Catherine and John Pawson’s finely foraged risotto
Most of us would try to avoid the key ingredient in this dish, but the Pawsons pick kilos of it (with carefully gloved hands)
The Pawsons found success in a city setting. John Pawson is renowned for architectural work that focuses on ways of approaching fundamental problems of space, proportion, light, and materials. His many interiors have included private homes, art galleries, chapels, stores and museums around the world, including London’s Design Museum.
Catherine, meanwhile, studied at the Inchbald School of Design in London and worked at Colefax & Fowler, before embarking on a long-term partnership with fellow interiors specialist Juliet Byrne.
However, both of the Pawsons hail from outside the British capital. Catherine grew up in South Africa, while John comes from Halifax, on the edge of the Yorkshire Moors.
Though they still enjoy the kind of opportunities on offer in an urban setting, they’ve also enjoyed going back to their roots a bit, while staying at their place in the country, called Home Farm, on the edge of the Cotswolds, just north of Oxford.
John finished developing this ancient farmhouse and its surrounding buildings in 2019, imbuing them with the kind of tasteful minimalism so closely associated with his work.
Home Farm may not be walking distance to many amenities, but it does have plenty of natural resources close at hand. Catherine and John Pawson have collected blackberries, cob nuts, wild garlic (ramps) and elderflowers from the farm and its surrounding areas.
Indeed, they’ve even taken to foraging one plant most city-dwellers tend to steadfastly avoid during walks in the country: nettles.
In their new book, Home Farm Cooking, Catherine delights in the farm providing her with “nettle leaves that make a perfect risotto or a very nourishing nettle soup.”

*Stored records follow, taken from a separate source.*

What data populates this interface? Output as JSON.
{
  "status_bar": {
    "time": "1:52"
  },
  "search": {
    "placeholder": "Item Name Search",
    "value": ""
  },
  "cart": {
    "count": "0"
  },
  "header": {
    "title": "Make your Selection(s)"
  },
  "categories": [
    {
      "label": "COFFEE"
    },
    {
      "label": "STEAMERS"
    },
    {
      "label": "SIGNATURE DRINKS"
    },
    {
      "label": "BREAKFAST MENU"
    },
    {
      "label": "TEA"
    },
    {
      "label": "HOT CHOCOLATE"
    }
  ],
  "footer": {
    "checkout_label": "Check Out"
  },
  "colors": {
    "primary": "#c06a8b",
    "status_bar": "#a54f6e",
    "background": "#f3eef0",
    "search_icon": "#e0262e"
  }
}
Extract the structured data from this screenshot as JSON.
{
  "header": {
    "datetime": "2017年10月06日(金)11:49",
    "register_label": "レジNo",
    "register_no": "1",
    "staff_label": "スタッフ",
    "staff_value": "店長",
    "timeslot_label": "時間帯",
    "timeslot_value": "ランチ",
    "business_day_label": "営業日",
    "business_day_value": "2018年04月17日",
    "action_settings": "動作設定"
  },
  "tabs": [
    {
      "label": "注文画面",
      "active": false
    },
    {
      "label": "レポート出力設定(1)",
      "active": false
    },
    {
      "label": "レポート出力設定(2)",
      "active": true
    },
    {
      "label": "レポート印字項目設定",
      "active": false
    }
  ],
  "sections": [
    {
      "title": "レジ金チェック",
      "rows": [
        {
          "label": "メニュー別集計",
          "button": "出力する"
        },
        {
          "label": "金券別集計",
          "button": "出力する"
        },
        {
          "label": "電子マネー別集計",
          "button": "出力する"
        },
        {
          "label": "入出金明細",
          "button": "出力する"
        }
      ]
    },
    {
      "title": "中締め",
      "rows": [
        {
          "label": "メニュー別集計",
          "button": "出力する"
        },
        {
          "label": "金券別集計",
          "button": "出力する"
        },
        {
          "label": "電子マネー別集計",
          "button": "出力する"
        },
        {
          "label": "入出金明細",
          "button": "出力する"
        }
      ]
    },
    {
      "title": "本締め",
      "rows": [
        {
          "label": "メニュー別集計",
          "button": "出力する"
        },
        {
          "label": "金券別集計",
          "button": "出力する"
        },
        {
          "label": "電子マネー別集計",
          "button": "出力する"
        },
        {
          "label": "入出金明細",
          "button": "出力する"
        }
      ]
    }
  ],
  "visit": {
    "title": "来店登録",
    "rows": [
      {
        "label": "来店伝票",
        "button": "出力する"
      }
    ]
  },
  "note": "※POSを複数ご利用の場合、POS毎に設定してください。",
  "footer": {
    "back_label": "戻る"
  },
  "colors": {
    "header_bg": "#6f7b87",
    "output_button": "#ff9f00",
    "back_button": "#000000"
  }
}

The risotto recipe is based on one served at Skye Gyngell’s London restaurant, Spring, and requires more than a handful of stingers. The Pawsons like to combine 1.5 kilos (3 ¼ lbs) of nettles (washed with care, in two to three changes of water, to remove their irritants) with parmesan, rice, stock, butter, dry white wine, and wild-garlic pesto.
Home Farm Cooking warns nascent foragers to pick the nettles in early spring, using gloves and scissors. “Who would have guessed that this most vicious weed could make such a bright and tasty dish?” the authors wonder. Perhaps a couple who know so much about cosmopolitan culture as well as simple country pleasures?
For the full recipe as well as much more besides order a copy of Home Farm Cooking here.